So I’m bumming a ride on a late afternoon last week in Philadelphia with a couple of credit union execs who are giving me a lift back to the train station when the talk turns to member service and whether “today’s generation” is capable of delivering any level of service beyond mediocre.
Like any far-ranging, how-long-will-we-be-sitting-in-this-traffic conversation, I’m not sure how we got to that point, but it had something to do with my own recent experiences at a credit union and a car next to us in which the driver was texting (for younger readers, that word has only recently become a verb). One of the folks in the car said she believes that a generation raised to communicate using a cellphone or PDA–even when the person they are conversing with is in the same room–simply lacks the conversational skills to engage a member, especially we older members (I prefer “seasoned demographic”) who make up the majority of the membership.
Moreover, the credit union might be able to train new employees in how to balance a cash drawer or process a loan, but can fundamental communication be taught? It’s a good question. What do you think?
And keep one other thing in mind–the younger generation (including you) has apparently been going to seed for 2,000 years. Consider this observation:
“The children now love luxury; they have bad manners, contempt for authority; they show disrespect for elders and love chatter in place of exercise. Children are now tyrants, not the servants of their households.” The source: Socrates.
* Speaking of conversational skills, here’s a one-sided conversation we can all do without, yet I seem to hear it more and more often. While on the train to Boston I heard one person, apparently unsure of whether someone had answered, shouting into their cellphone, “Hello? Hello? Hello? Hello? Hello?
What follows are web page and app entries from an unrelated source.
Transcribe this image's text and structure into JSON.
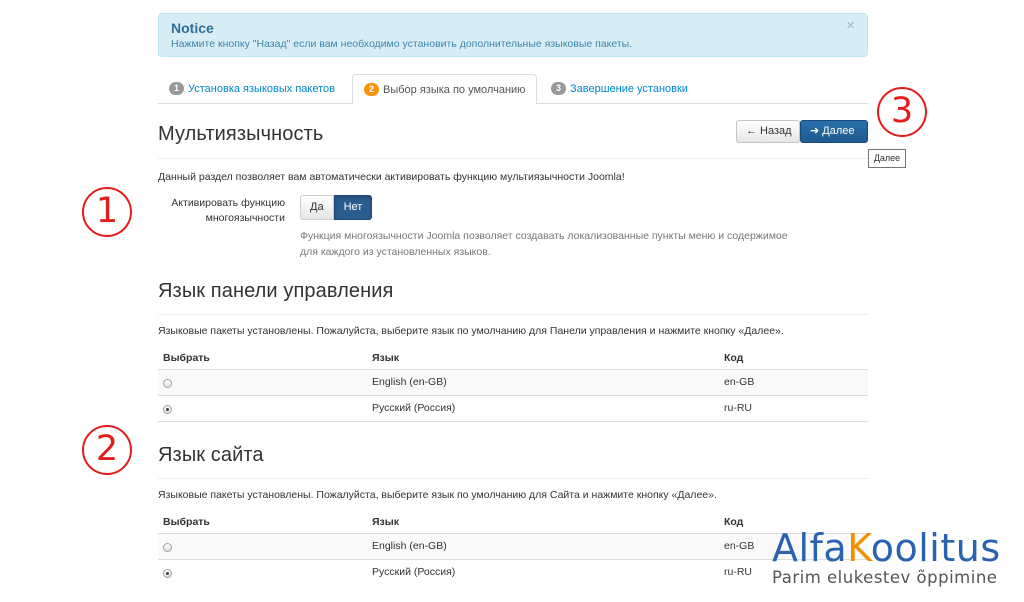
{
  "notice": {
    "title": "Notice",
    "text": "Нажмите кнопку \"Назад\" если вам необходимо установить дополнительные языковые пакеты.",
    "close": "×"
  },
  "tabs": [
    {
      "num": "1",
      "label": "Установка языковых пакетов",
      "active": false
    },
    {
      "num": "2",
      "label": "Выбор языка по умолчанию",
      "active": true
    },
    {
      "num": "3",
      "label": "Завершение установки",
      "active": false
    }
  ],
  "multilang": {
    "title": "Мультиязычность",
    "back_label": "← Назад",
    "next_label": "➜ Далее",
    "tooltip": "Далее",
    "intro": "Данный раздел позволяет вам автоматически активировать функцию мультиязычности Joomla!",
    "field_label_1": "Активировать функцию",
    "field_label_2": "многоязычности",
    "yes": "Да",
    "no": "Нет",
    "selected": "Нет",
    "help_1": "Функция многоязычности Joomla позволяет создавать локализованные пункты меню и содержимое",
    "help_2": "для каждого из установленных языков."
  },
  "admin_lang": {
    "title": "Язык панели управления",
    "intro": "Языковые пакеты установлены. Пожалуйста, выберите язык по умолчанию для Панели управления и нажмите кнопку «Далее».",
    "columns": [
      "Выбрать",
      "Язык",
      "Код"
    ],
    "rows": [
      {
        "language": "English (en-GB)",
        "code": "en-GB",
        "selected": false
      },
      {
        "language": "Русский (Россия)",
        "code": "ru-RU",
        "selected": true
      }
    ]
  },
  "site_lang": {
    "title": "Язык сайта",
    "intro": "Языковые пакеты установлены. Пожалуйста, выберите язык по умолчанию для Сайта и нажмите кнопку «Далее».",
    "columns": [
      "Выбрать",
      "Язык",
      "Код"
    ],
    "rows": [
      {
        "language": "English (en-GB)",
        "code": "en-GB",
        "selected": false
      },
      {
        "language": "Русский (Россия)",
        "code": "ru-RU",
        "selected": true
      }
    ]
  },
  "annotations": {
    "one": "1",
    "two": "2",
    "three": "3",
    "color": "#e31c1c"
  },
  "logo": {
    "part1": "Alfa",
    "part2": "K",
    "part3": "oolitus",
    "tagline": "Parim elukestev õppimine"
  }
}
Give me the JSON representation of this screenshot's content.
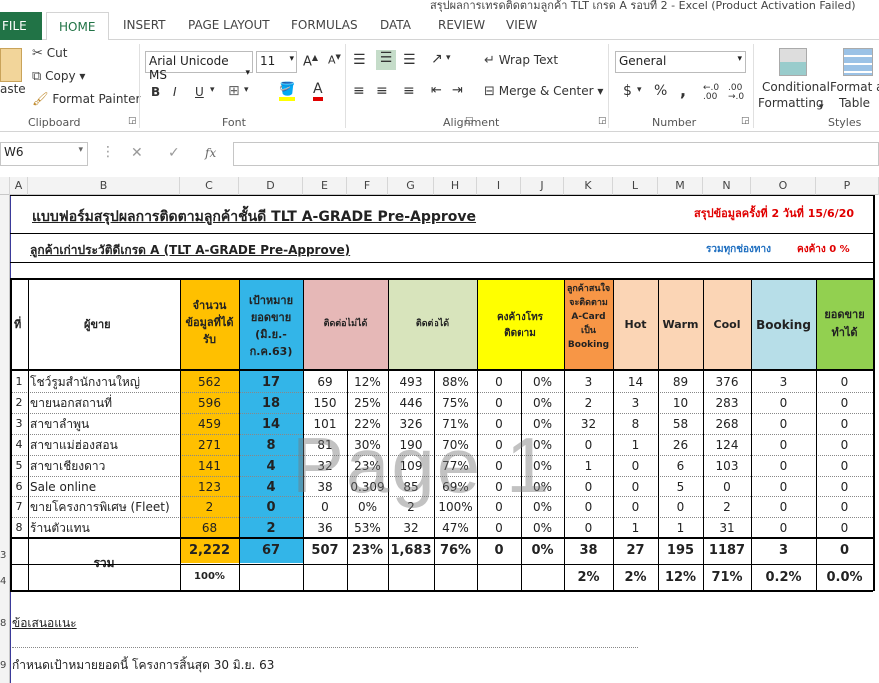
{
  "window": {
    "title": "สรุปผลการเทรดติดตามลูกค้า TLT เกรด A รอบที่ 2 - Excel (Product Activation Failed)"
  },
  "ribbon": {
    "tabs": [
      "FILE",
      "HOME",
      "INSERT",
      "PAGE LAYOUT",
      "FORMULAS",
      "DATA",
      "REVIEW",
      "VIEW"
    ],
    "clipboard": {
      "paste": "aste",
      "cut": "Cut",
      "copy": "Copy",
      "format_painter": "Format Painter",
      "label": "Clipboard"
    },
    "font": {
      "name": "Arial Unicode MS",
      "size": "11",
      "bold": "B",
      "italic": "I",
      "underline": "U",
      "label": "Font"
    },
    "alignment": {
      "wrap": "Wrap Text",
      "merge": "Merge & Center",
      "label": "Alignment"
    },
    "number": {
      "format": "General",
      "currency": "$",
      "percent": "%",
      "comma": ",",
      "label": "Number"
    },
    "styles": {
      "conditional": "Conditional",
      "conditional2": "Formatting",
      "format_as": "Format as",
      "format_as2": "Table",
      "label": "Styles"
    }
  },
  "formula_bar": {
    "name_box": "W6",
    "fx": "fx",
    "content": ""
  },
  "columns": [
    "A",
    "B",
    "C",
    "D",
    "E",
    "F",
    "G",
    "H",
    "I",
    "J",
    "K",
    "L",
    "M",
    "N",
    "O",
    "P"
  ],
  "sheet": {
    "title": "แบบฟอร์มสรุปผลการติดตามลูกค้าชั้นดี TLT A-GRADE Pre-Approve",
    "summary_round": "สรุปข้อมูลครั้งที่ 2  วันที่ 15/6/20",
    "subtitle": "ลูกค้าเก่าประวัติดีเกรด A  (TLT A-GRADE Pre-Approve)",
    "all_channels": "รวมทุกช่องทาง",
    "pending": "คงค้าง 0 %",
    "headers": {
      "no": "ที่",
      "seller": "ผู้ขาย",
      "data_count": "จำนวนข้อมูลที่ได้รับ",
      "target": "เป้าหมายยอดขาย (มิ.ย.-ก.ค.63)",
      "no_contact": "ติดต่อไม่ได้",
      "contacted": "ติดต่อได้",
      "pending_follow": "คงค้างโทรติดตาม",
      "acard": "ลูกค้าสนใจจะติดตาม A-Card เป็น Booking",
      "hot": "Hot",
      "warm": "Warm",
      "cool": "Cool",
      "booking": "Booking",
      "sales": "ยอดขายทำได้"
    },
    "rows": [
      {
        "no": "1",
        "name": "โชว์รูมสำนักงานใหญ่",
        "c": "562",
        "d": "17",
        "e": "69",
        "f": "12%",
        "g": "493",
        "h": "88%",
        "i": "0",
        "j": "0%",
        "k": "3",
        "l": "14",
        "m": "89",
        "n": "376",
        "o": "3",
        "p": "0"
      },
      {
        "no": "2",
        "name": "ขายนอกสถานที่",
        "c": "596",
        "d": "18",
        "e": "150",
        "f": "25%",
        "g": "446",
        "h": "75%",
        "i": "0",
        "j": "0%",
        "k": "2",
        "l": "3",
        "m": "10",
        "n": "283",
        "o": "0",
        "p": "0"
      },
      {
        "no": "3",
        "name": "สาขาลำพูน",
        "c": "459",
        "d": "14",
        "e": "101",
        "f": "22%",
        "g": "326",
        "h": "71%",
        "i": "0",
        "j": "0%",
        "k": "32",
        "l": "8",
        "m": "58",
        "n": "268",
        "o": "0",
        "p": "0"
      },
      {
        "no": "4",
        "name": "สาขาแม่ฮ่องสอน",
        "c": "271",
        "d": "8",
        "e": "81",
        "f": "30%",
        "g": "190",
        "h": "70%",
        "i": "0",
        "j": "0%",
        "k": "0",
        "l": "1",
        "m": "26",
        "n": "124",
        "o": "0",
        "p": "0"
      },
      {
        "no": "5",
        "name": "สาขาเชียงดาว",
        "c": "141",
        "d": "4",
        "e": "32",
        "f": "23%",
        "g": "109",
        "h": "77%",
        "i": "0",
        "j": "0%",
        "k": "1",
        "l": "0",
        "m": "6",
        "n": "103",
        "o": "0",
        "p": "0"
      },
      {
        "no": "6",
        "name": "Sale online",
        "c": "123",
        "d": "4",
        "e": "38",
        "f": "0.309",
        "g": "85",
        "h": "69%",
        "i": "0",
        "j": "0%",
        "k": "0",
        "l": "0",
        "m": "5",
        "n": "0",
        "o": "0",
        "p": "0"
      },
      {
        "no": "7",
        "name": "ขายโครงการพิเศษ (Fleet)",
        "c": "2",
        "d": "0",
        "e": "0",
        "f": "0%",
        "g": "2",
        "h": "100%",
        "i": "0",
        "j": "0%",
        "k": "0",
        "l": "0",
        "m": "0",
        "n": "2",
        "o": "0",
        "p": "0"
      },
      {
        "no": "8",
        "name": "ร้านตัวแทน",
        "c": "68",
        "d": "2",
        "e": "36",
        "f": "53%",
        "g": "32",
        "h": "47%",
        "i": "0",
        "j": "0%",
        "k": "0",
        "l": "1",
        "m": "1",
        "n": "31",
        "o": "0",
        "p": "0"
      }
    ],
    "total": {
      "label": "รวม",
      "c": "2,222",
      "d": "67",
      "e": "507",
      "f": "23%",
      "g": "1,683",
      "h": "76%",
      "i": "0",
      "j": "0%",
      "k": "38",
      "l": "27",
      "m": "195",
      "n": "1187",
      "o": "3",
      "p": "0"
    },
    "pct": {
      "c": "100%",
      "k": "2%",
      "l": "2%",
      "m": "12%",
      "n": "71%",
      "o": "0.2%",
      "p": "0.0%"
    },
    "suggest": "ข้อเสนอแนะ",
    "footer": "กำหนดเป้าหมายยอดนี้ โครงการสิ้นสุด 30 มิ.ย. 63",
    "row_numbers": [
      "3",
      "4",
      "8",
      "9"
    ]
  },
  "watermark": "Page 1",
  "colors": {
    "excel_green": "#217346",
    "yellow": "#ffc000",
    "blue": "#33b5e8",
    "pink": "#e6b8b7",
    "lightgreen": "#d8e4bc",
    "brightyellow": "#ffff00",
    "orange": "#f79646",
    "peach": "#fbd5b5",
    "lightblue": "#b7dee8",
    "green": "#92d050"
  }
}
HELLO??? HELLO???!!!” If you don’t hear a response after the first five or six shouted hellos, on behalf of everyone, please say “Good bye.”
* From the You Learn Something New Everyday Dept: In Baton Rouge, La., the $357-million Campus FCU has introduced a new product it calls “Lagniappe Checking.” It’s free, offers higher dividend rates and ATM fee refunds, along with other premiums. But what is a “Lagniappe?” Not surprisingly, in the state that prefers to use the word “beignet” rather than “sugar-coated, deep-fried health threat,” it’s a regional word of French derivation that means a small gift given to a customer by a merchant at the time of a purchase.
* From the Oxymoron Department, I was at Fenway Park in Boston for a Massachusetts league function (some leagues just have better benefits than others), when I overheard someone explaining, “We have standing room only seats.”
* Spoke to the CEO of a $450-million credit union recently who was sharing that he always sits down to lunch with new employees after they’ve been on the job for 90 days or so and asks them one question: “What are we doing wrong?” The reason? He said it’s only those new to an organization who see it with fresh eyes and have yet to fall prey to “that’s the way we’ve always done it.” While he said not every lunch pays off with a valuable insight, every couple of lunches one of the new hires will ask the kind of question that forces the credit union to think about a process in a fresh way. Good idea.
Frank Diekmann is Publisher of Credit Union Journal and can be reached at fdiekmann<at>cujournal.com. (c) 2008 The Credit Union Journal and SourceMedia, Inc. All Rights Reserved. http://www.cujournal.com http://www.sourcemedia.com